What needs to be done » Show the lines of the material that contain the word "true".

Source data »
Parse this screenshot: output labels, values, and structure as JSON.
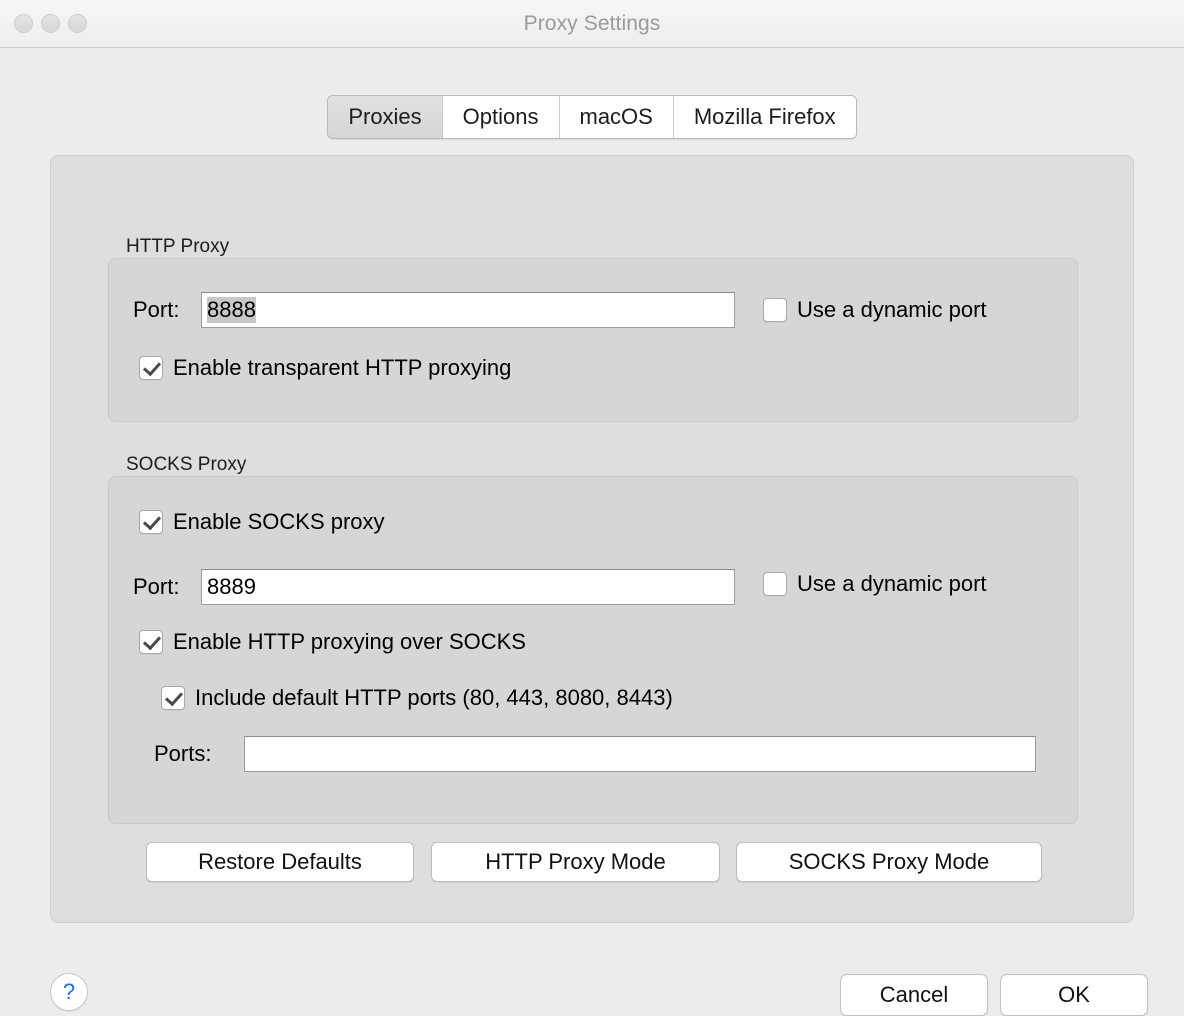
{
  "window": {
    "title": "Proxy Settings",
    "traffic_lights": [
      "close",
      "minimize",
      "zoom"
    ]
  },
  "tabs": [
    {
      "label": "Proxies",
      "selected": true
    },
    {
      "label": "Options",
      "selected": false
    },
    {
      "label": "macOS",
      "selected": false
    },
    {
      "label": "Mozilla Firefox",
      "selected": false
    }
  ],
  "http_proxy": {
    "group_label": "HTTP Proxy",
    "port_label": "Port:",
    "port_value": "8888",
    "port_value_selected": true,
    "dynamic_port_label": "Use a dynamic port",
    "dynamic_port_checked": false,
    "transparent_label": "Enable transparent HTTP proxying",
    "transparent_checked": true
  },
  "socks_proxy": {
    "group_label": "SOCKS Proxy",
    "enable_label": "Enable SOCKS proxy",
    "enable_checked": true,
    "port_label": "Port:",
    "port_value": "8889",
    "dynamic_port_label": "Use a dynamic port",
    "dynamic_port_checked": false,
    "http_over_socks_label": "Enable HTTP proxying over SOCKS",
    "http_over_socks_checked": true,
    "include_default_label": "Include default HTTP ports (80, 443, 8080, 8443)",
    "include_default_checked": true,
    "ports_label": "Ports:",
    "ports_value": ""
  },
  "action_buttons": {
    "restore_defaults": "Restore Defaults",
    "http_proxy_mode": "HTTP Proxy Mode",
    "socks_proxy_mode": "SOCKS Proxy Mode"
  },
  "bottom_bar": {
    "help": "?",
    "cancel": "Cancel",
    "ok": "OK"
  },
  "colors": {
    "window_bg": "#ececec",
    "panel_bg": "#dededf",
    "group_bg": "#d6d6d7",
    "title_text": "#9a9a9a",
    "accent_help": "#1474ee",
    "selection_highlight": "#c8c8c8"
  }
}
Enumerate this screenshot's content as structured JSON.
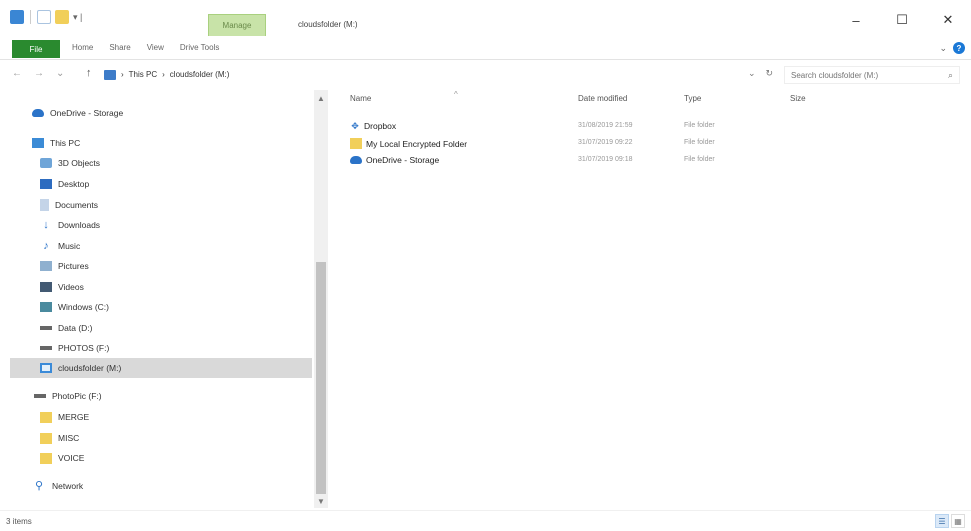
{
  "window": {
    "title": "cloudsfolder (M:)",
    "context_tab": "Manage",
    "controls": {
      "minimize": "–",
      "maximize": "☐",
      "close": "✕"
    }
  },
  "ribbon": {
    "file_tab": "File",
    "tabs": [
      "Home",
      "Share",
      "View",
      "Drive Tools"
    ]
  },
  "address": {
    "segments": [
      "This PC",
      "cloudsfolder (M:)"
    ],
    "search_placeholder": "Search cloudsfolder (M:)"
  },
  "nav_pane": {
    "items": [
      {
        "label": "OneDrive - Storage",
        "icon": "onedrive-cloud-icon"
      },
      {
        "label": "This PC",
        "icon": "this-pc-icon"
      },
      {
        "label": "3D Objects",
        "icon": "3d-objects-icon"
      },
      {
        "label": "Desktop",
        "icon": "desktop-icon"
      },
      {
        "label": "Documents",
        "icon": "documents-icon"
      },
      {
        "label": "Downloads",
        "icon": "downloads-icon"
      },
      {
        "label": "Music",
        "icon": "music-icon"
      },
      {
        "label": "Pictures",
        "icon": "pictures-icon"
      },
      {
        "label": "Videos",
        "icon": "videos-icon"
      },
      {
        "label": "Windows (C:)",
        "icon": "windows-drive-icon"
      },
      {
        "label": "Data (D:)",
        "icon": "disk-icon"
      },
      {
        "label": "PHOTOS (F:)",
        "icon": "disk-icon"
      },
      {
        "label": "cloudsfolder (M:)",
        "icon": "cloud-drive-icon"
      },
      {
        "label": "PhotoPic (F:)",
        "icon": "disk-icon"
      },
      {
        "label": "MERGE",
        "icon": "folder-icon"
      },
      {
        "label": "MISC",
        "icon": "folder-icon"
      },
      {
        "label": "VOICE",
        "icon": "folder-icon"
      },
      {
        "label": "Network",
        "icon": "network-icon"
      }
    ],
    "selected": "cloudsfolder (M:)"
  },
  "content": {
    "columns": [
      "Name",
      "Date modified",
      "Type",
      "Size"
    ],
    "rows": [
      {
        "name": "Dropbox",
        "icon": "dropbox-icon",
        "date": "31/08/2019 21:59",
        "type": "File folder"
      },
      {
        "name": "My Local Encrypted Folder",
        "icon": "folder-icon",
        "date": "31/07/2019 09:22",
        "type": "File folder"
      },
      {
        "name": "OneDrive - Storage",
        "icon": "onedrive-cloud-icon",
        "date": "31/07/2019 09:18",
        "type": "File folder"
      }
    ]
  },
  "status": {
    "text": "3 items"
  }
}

Exercise output »
      "selected": true
    "port_value_selected": true,
    "transparent_checked": true
    "enable_checked": true,
    "http_over_socks_checked": true,
    "include_default_checked": true,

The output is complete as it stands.